At the time it was built during the Civil War, the well-known USS Monitor was a new breed of ship that would signal a turning point in modern-day naval warfare. The novel 120-ton, revolving turret that set the ship apart from the rest was recently retrieved from its 140-year-old resting spot in the Atlantic Ocean 20 miles off the coast of Cape Hatteras, N.C.“Monitor Expedition 2002” is the final phase of a multi-year effort to recover the wreck of this famous Civil War ironclad. The operation is being conducted by the National Oceanic and Atmospheric Administration, the Naval Sea Systems Command, Mobile Diving and Salvage Unit Two, and The Mariners’ Museum.The Monitor’s history, in part, is owed to iron manufacturer and steel pioneer John F. Winslow, who was Rensselaer’s fifth president. Winslow, one of the nation’s most dynamic industrialists during the Civil War, was one of the first to see merit in the design of ironclad war vessels. Ships at that time were typically built from wood.Winslow built his reputation in the iron industry by going into business as an iron manufacturer in New Jersey before becoming a partner at Corning, Winslow & Co. (more popularly known as the Albany Iron Works).
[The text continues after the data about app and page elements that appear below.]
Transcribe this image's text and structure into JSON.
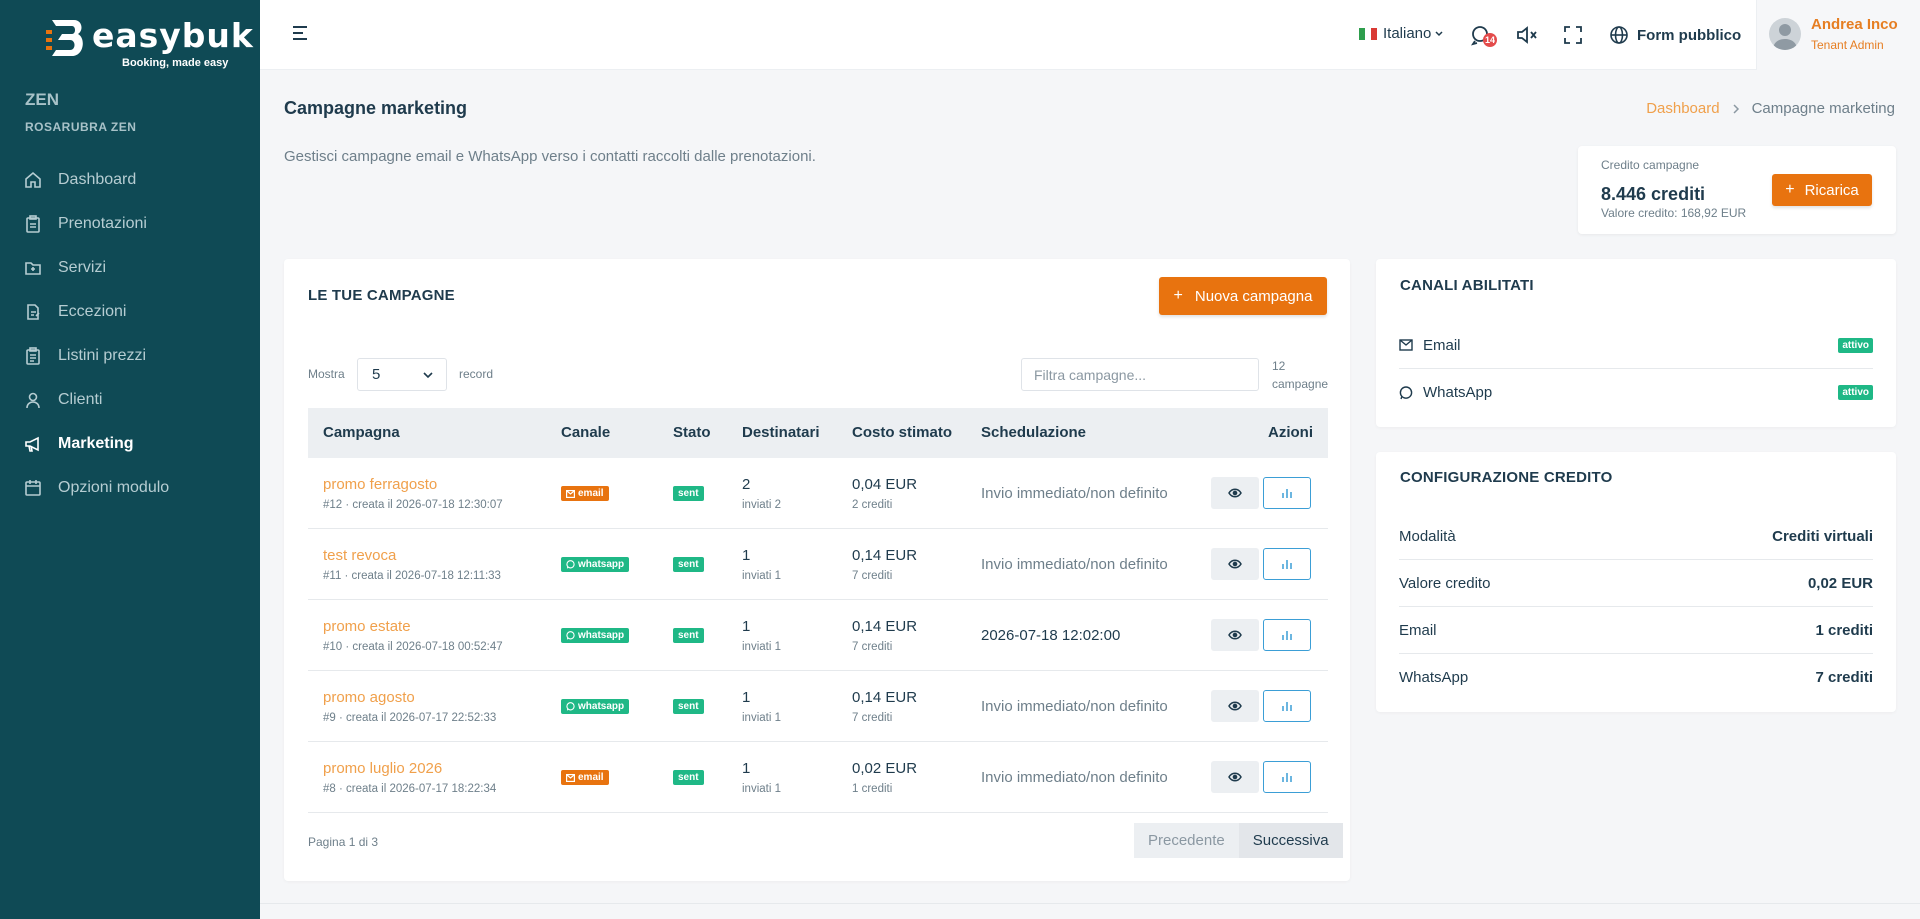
{
  "sidebar": {
    "brand": "easybuk",
    "tagline": "Booking, made easy",
    "org_title": "ZEN",
    "org_subtitle": "ROSARUBRA ZEN",
    "items": [
      {
        "label": "Dashboard",
        "icon": "home-icon"
      },
      {
        "label": "Prenotazioni",
        "icon": "clipboard-icon"
      },
      {
        "label": "Servizi",
        "icon": "folder-icon"
      },
      {
        "label": "Eccezioni",
        "icon": "file-edit-icon"
      },
      {
        "label": "Listini prezzi",
        "icon": "clipboard-list-icon"
      },
      {
        "label": "Clienti",
        "icon": "user-icon"
      },
      {
        "label": "Marketing",
        "icon": "megaphone-icon",
        "active": true
      },
      {
        "label": "Opzioni modulo",
        "icon": "calendar-icon"
      }
    ]
  },
  "topbar": {
    "language": "Italiano",
    "notification_count": "14",
    "form_label": "Form pubblico",
    "user_name": "Andrea Inco",
    "user_role": "Tenant Admin"
  },
  "page": {
    "title": "Campagne marketing",
    "breadcrumb": [
      "Dashboard",
      "Campagne marketing"
    ],
    "subtitle": "Gestisci campagne email e WhatsApp verso i contatti raccolti dalle prenotazioni."
  },
  "credit": {
    "label": "Credito campagne",
    "amount": "8.446 crediti",
    "value": "Valore credito: 168,92 EUR",
    "button": "Ricarica"
  },
  "campaigns": {
    "title": "LE TUE CAMPAGNE",
    "new_button": "Nuova campagna",
    "show_label": "Mostra",
    "page_size": "5",
    "record_label": "record",
    "filter_placeholder": "Filtra campagne...",
    "count_num": "12",
    "count_label": "campagne",
    "headers": {
      "name": "Campagna",
      "channel": "Canale",
      "status": "Stato",
      "recipients": "Destinatari",
      "cost": "Costo stimato",
      "schedule": "Schedulazione",
      "actions": "Azioni"
    },
    "rows": [
      {
        "name": "promo ferragosto",
        "meta": "#12 · creata il 2026-07-18 12:30:07",
        "channel": "email",
        "status": "sent",
        "recipients": "2",
        "sent": "inviati 2",
        "cost": "0,04 EUR",
        "credits": "2 crediti",
        "schedule": "Invio immediato/non definito"
      },
      {
        "name": "test revoca",
        "meta": "#11 · creata il 2026-07-18 12:11:33",
        "channel": "whatsapp",
        "status": "sent",
        "recipients": "1",
        "sent": "inviati 1",
        "cost": "0,14 EUR",
        "credits": "7 crediti",
        "schedule": "Invio immediato/non definito"
      },
      {
        "name": "promo estate",
        "meta": "#10 · creata il 2026-07-18 00:52:47",
        "channel": "whatsapp",
        "status": "sent",
        "recipients": "1",
        "sent": "inviati 1",
        "cost": "0,14 EUR",
        "credits": "7 crediti",
        "schedule": "2026-07-18 12:02:00"
      },
      {
        "name": "promo agosto",
        "meta": "#9 · creata il 2026-07-17 22:52:33",
        "channel": "whatsapp",
        "status": "sent",
        "recipients": "1",
        "sent": "inviati 1",
        "cost": "0,14 EUR",
        "credits": "7 crediti",
        "schedule": "Invio immediato/non definito"
      },
      {
        "name": "promo luglio 2026",
        "meta": "#8 · creata il 2026-07-17 18:22:34",
        "channel": "email",
        "status": "sent",
        "recipients": "1",
        "sent": "inviati 1",
        "cost": "0,02 EUR",
        "credits": "1 crediti",
        "schedule": "Invio immediato/non definito"
      }
    ],
    "page_info": "Pagina 1 di 3",
    "prev": "Precedente",
    "next": "Successiva"
  },
  "channels": {
    "title": "CANALI ABILITATI",
    "items": [
      {
        "label": "Email",
        "status": "attivo"
      },
      {
        "label": "WhatsApp",
        "status": "attivo"
      }
    ]
  },
  "config": {
    "title": "CONFIGURAZIONE CREDITO",
    "rows": [
      {
        "label": "Modalità",
        "value": "Crediti virtuali"
      },
      {
        "label": "Valore credito",
        "value": "0,02 EUR"
      },
      {
        "label": "Email",
        "value": "1 crediti"
      },
      {
        "label": "WhatsApp",
        "value": "7 crediti"
      }
    ]
  },
  "colors": {
    "sidebar": "#0f4a55",
    "accent": "#e8730f",
    "success": "#1fb886",
    "link": "#f0a04b"
  }
}
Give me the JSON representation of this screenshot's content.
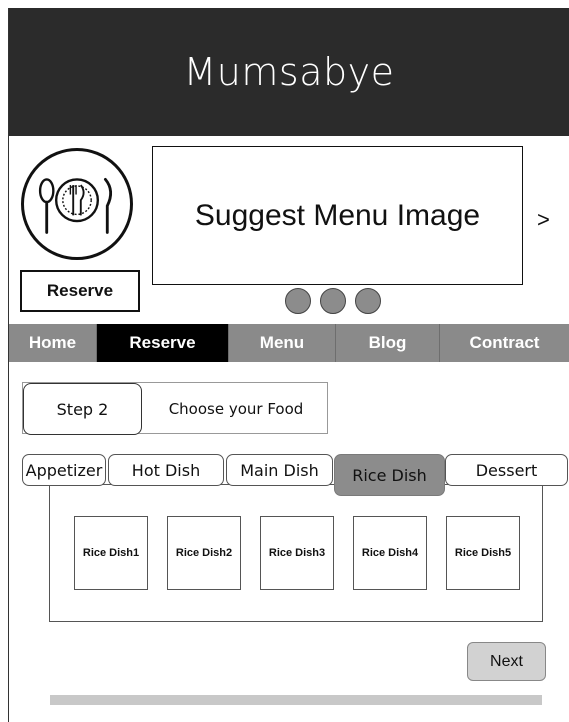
{
  "header": {
    "title": "Mumsabye"
  },
  "logo": {
    "icon": "plate-cutlery-icon"
  },
  "reserve_button": {
    "label": "Reserve"
  },
  "banner": {
    "text": "Suggest Menu Image",
    "next_arrow": ">"
  },
  "carousel": {
    "dot_count": 3
  },
  "nav": {
    "items": [
      {
        "label": "Home",
        "active": false
      },
      {
        "label": "Reserve",
        "active": true
      },
      {
        "label": "Menu",
        "active": false
      },
      {
        "label": "Blog",
        "active": false
      },
      {
        "label": "Contract",
        "active": false
      }
    ]
  },
  "step": {
    "number": "Step 2",
    "text": "Choose your Food"
  },
  "tabs": [
    {
      "label": "Appetizer",
      "active": false
    },
    {
      "label": "Hot Dish",
      "active": false
    },
    {
      "label": "Main Dish",
      "active": false
    },
    {
      "label": "Rice Dish",
      "active": true
    },
    {
      "label": "Dessert",
      "active": false
    }
  ],
  "dishes": [
    "Rice Dish1",
    "Rice Dish2",
    "Rice Dish3",
    "Rice Dish4",
    "Rice Dish5"
  ],
  "next_button": {
    "label": "Next"
  },
  "colors": {
    "header_bg": "#2b2b2b",
    "nav_bg": "#8a8a8a",
    "nav_active_bg": "#000000",
    "tab_active_bg": "#8c8c8c"
  }
}
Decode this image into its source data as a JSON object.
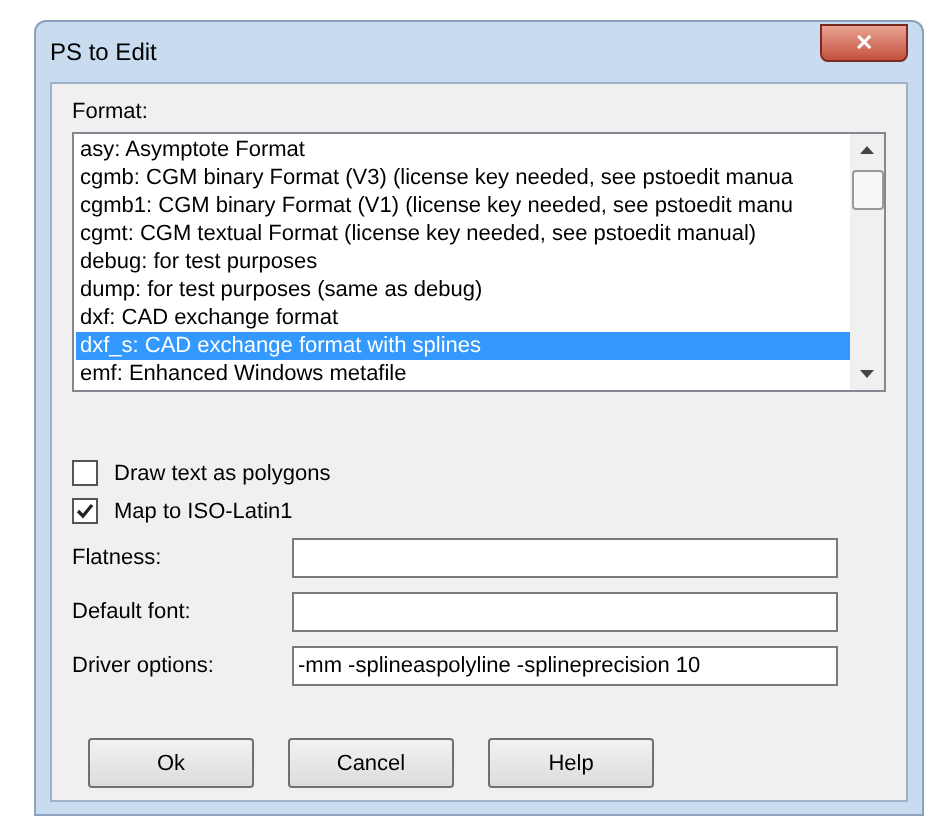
{
  "window": {
    "title": "PS to Edit",
    "close": "✕"
  },
  "format": {
    "label": "Format:",
    "items": [
      {
        "text": "asy:  Asymptote Format",
        "selected": false
      },
      {
        "text": "cgmb:  CGM binary Format (V3) (license key needed, see pstoedit manua",
        "selected": false
      },
      {
        "text": "cgmb1:  CGM binary Format (V1) (license key needed, see pstoedit manu",
        "selected": false
      },
      {
        "text": "cgmt:  CGM textual Format (license key needed, see pstoedit manual)",
        "selected": false
      },
      {
        "text": "debug:  for test purposes",
        "selected": false
      },
      {
        "text": "dump:  for test purposes (same as debug)",
        "selected": false
      },
      {
        "text": "dxf:  CAD exchange format",
        "selected": false
      },
      {
        "text": "dxf_s:  CAD exchange format with splines",
        "selected": true
      },
      {
        "text": "emf:  Enhanced Windows metafile",
        "selected": false
      }
    ]
  },
  "checkboxes": [
    {
      "label": "Draw text as polygons",
      "checked": false
    },
    {
      "label": "Map to ISO-Latin1",
      "checked": true
    }
  ],
  "fields": [
    {
      "label": "Flatness:"
    },
    {
      "label": "Default font:"
    },
    {
      "label": "Driver options:",
      "value": "-mm -splineaspolyline -splineprecision 10"
    }
  ],
  "buttons": [
    "Ok",
    "Cancel",
    "Help"
  ]
}
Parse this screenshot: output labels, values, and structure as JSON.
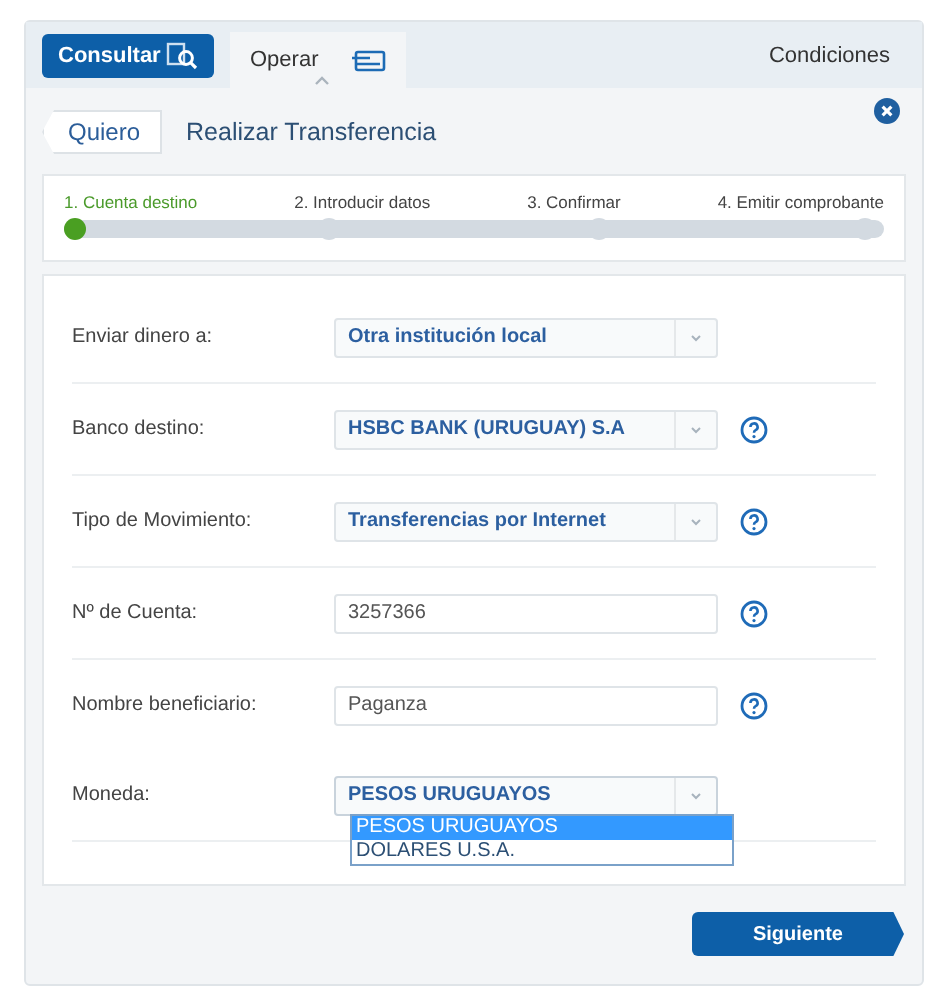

The company joined forces with the Rensselaer Iron Works, headed by iron industrialist and Institute Trustee John Griswold, to become the prime contractors for the iron plates of the Monitor.Corning, Winslow & Co. built the deck plates, the hull skirt, and the angle iron for the frame. The Rensselaer Iron Works made the rivets and the bar iron for the pilothouse.In September 1861, Winslow and Griswold convinced President Abraham Lincoln of the potential of the Monitor, designed by Swedish-American engineer, inventor and RPI alumnus John Ericsson, who up until then had met resistance for his revolutionary design.The Monitor was launched from Brooklyn in January 1862. Less than two months later, it faced off with its Confederate rival, the CSS Virginia (a modified version of a steam frigate originally called the USS Merrimack). The battle ended in a draw.The Monitor sank during a storm on New Year’s Eve in 1862. Although short-lived, it became a symbol of modern-day warfare mainly because of its revolving turret that carried two 11-inch cannons. Unlike the Virginia, which had to be steered into position for its guns to take accurate aim, the Monitor’s guns could be aimed simply by adjusting the turret.